_Data in this exercise:_
-- Opening Marker --

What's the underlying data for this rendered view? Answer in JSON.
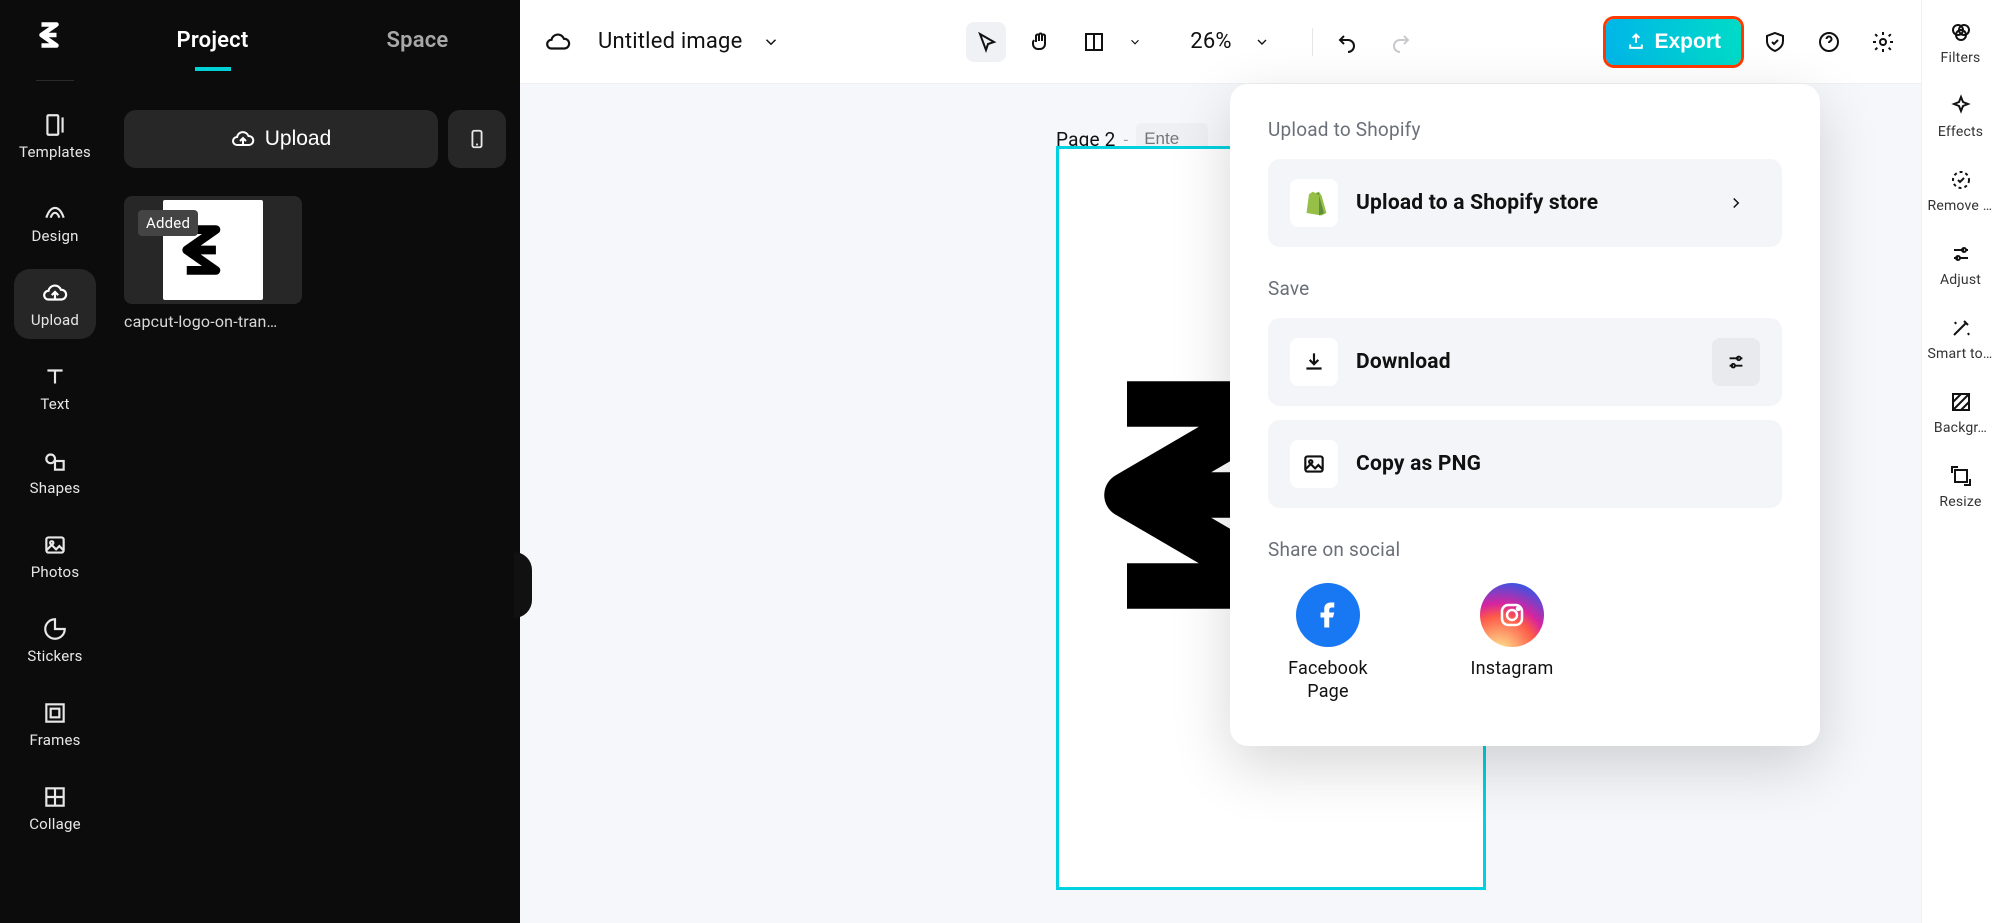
{
  "app": {
    "logo_name": "capcut"
  },
  "panel": {
    "tabs": {
      "project": "Project",
      "space": "Space"
    },
    "upload_button": "Upload",
    "asset": {
      "badge": "Added",
      "name": "capcut-logo-on-tran…"
    }
  },
  "left_rail": {
    "templates": "Templates",
    "design": "Design",
    "upload": "Upload",
    "text": "Text",
    "shapes": "Shapes",
    "photos": "Photos",
    "stickers": "Stickers",
    "frames": "Frames",
    "collage": "Collage"
  },
  "toolbar": {
    "title": "Untitled image",
    "zoom": "26%",
    "export": "Export"
  },
  "page": {
    "label": "Page 2",
    "dash": "-",
    "placeholder": "Ente"
  },
  "export_popover": {
    "upload_title": "Upload to Shopify",
    "shopify": "Upload to a Shopify store",
    "save_title": "Save",
    "download": "Download",
    "copy_png": "Copy as PNG",
    "share_title": "Share on social",
    "facebook": "Facebook Page",
    "instagram": "Instagram"
  },
  "right_rail": {
    "filters": "Filters",
    "effects": "Effects",
    "remove_bg": "Remove backgr…",
    "adjust": "Adjust",
    "smart_tools": "Smart tools",
    "background": "Backgr…",
    "resize": "Resize"
  },
  "colors": {
    "export_outline": "#ff3a00",
    "accent": "#00d1e0",
    "facebook": "#1877f2"
  }
}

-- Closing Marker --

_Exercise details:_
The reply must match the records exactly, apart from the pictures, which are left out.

_Answer box:_
What's the underlying data for this rendered view? Answer in JSON.
{
  "app": {
    "logo_name": "capcut"
  },
  "panel": {
    "tabs": {
      "project": "Project",
      "space": "Space"
    },
    "upload_button": "Upload",
    "asset": {
      "badge": "Added",
      "name": "capcut-logo-on-tran…"
    }
  },
  "left_rail": {
    "templates": "Templates",
    "design": "Design",
    "upload": "Upload",
    "text": "Text",
    "shapes": "Shapes",
    "photos": "Photos",
    "stickers": "Stickers",
    "frames": "Frames",
    "collage": "Collage"
  },
  "toolbar": {
    "title": "Untitled image",
    "zoom": "26%",
    "export": "Export"
  },
  "page": {
    "label": "Page 2",
    "dash": "-",
    "placeholder": "Ente"
  },
  "export_popover": {
    "upload_title": "Upload to Shopify",
    "shopify": "Upload to a Shopify store",
    "save_title": "Save",
    "download": "Download",
    "copy_png": "Copy as PNG",
    "share_title": "Share on social",
    "facebook": "Facebook Page",
    "instagram": "Instagram"
  },
  "right_rail": {
    "filters": "Filters",
    "effects": "Effects",
    "remove_bg": "Remove backgr…",
    "adjust": "Adjust",
    "smart_tools": "Smart tools",
    "background": "Backgr…",
    "resize": "Resize"
  },
  "colors": {
    "export_outline": "#ff3a00",
    "accent": "#00d1e0",
    "facebook": "#1877f2"
  }
}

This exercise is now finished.